At a court hearing on October 3, 2017, Gün said the photograph was a still from a video sent to the newsroom by mail. Gün said that when the newspaper realized it had made a mistake in the photo’s caption, it corrected the caption and did not repeat the mistake.
Gün asked the court how he could have manipulated public perception with one editorial mistake.
On October 6, 2017, the court ordered some of the defendants released for the duration of the trial, but Gün was not among them, according to reports citing the Doğan News Agency.
On March 14, 2019, an Istanbul court hearing the Dink case ordered Gün to be released on probation, the pro-government daily Sabah reported. The following day, a different court accepted the prosecution’s appeal of that decision, Sabah reported.
On March 26, 2021, Gün was sentenced to 10 years in prison for alleged membership in an armed terrorist organization, relating to his alleged connection to the Dink murder coverage, according to news reports, which said he pleaded not guilty.
His lawyer, Uğur Güner, told CPJ via messaging app that the Constitutional Court of Turkey had rejected the journalist’s appeal, and that a case with the European Court of Human Rights was pending as of late 2022.
Güner also said that a local appeals court had transferred Gün’s case to the Supreme Court of Appeals sometime in “April [or] May,” even though Gün served the majority of his 10-year sentence.
Güner said in June that they had filed three separate applications to Turkey’s Constitutional Court, alleging violations of Gün’s right to personal freedom and safety, his right to a fair trial, and his right to freedom of the speech and press.
Güner told CPJ in an email in late November 2020 that Gün, who is held in the Silivri F-Type Prison in Istanbul, suffers from ankylosing spondylitis, a disease affecting the spine and large joints, and was unable to get treatment in prison. Güner said in 2022 that his client sometimes has issues with his blood pressure.

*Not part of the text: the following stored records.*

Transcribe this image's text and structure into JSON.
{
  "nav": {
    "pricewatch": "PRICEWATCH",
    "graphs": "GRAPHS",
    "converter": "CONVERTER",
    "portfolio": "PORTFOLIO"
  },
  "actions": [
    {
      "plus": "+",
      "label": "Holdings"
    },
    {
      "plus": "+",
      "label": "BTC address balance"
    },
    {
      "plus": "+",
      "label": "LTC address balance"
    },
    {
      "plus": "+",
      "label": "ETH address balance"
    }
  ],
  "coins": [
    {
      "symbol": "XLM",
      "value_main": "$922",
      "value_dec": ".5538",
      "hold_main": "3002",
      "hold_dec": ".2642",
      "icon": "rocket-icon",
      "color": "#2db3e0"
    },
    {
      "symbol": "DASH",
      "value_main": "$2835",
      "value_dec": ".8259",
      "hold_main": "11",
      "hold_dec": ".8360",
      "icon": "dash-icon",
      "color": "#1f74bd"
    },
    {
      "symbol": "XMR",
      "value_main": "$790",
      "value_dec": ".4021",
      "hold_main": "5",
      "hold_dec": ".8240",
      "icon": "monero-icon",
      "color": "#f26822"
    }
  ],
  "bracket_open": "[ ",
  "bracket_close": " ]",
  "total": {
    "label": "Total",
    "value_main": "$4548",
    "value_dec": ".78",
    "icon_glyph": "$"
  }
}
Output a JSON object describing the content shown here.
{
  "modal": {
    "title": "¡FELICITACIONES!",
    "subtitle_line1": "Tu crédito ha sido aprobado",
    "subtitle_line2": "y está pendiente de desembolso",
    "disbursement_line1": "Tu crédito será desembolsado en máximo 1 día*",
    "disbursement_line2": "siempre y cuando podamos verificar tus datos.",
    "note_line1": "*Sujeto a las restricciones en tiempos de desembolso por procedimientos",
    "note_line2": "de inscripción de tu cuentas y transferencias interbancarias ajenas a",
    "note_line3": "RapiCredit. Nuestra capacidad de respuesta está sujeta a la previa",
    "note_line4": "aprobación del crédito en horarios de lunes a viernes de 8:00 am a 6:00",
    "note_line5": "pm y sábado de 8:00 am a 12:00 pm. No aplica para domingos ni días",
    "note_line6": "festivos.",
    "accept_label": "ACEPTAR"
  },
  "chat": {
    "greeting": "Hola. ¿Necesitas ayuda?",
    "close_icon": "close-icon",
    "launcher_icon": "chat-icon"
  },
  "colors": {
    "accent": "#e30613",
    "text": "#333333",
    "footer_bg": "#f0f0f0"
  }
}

CPJ emailed the Turkish Ministry of Justice in October 2022 for comment but did not receive any reply.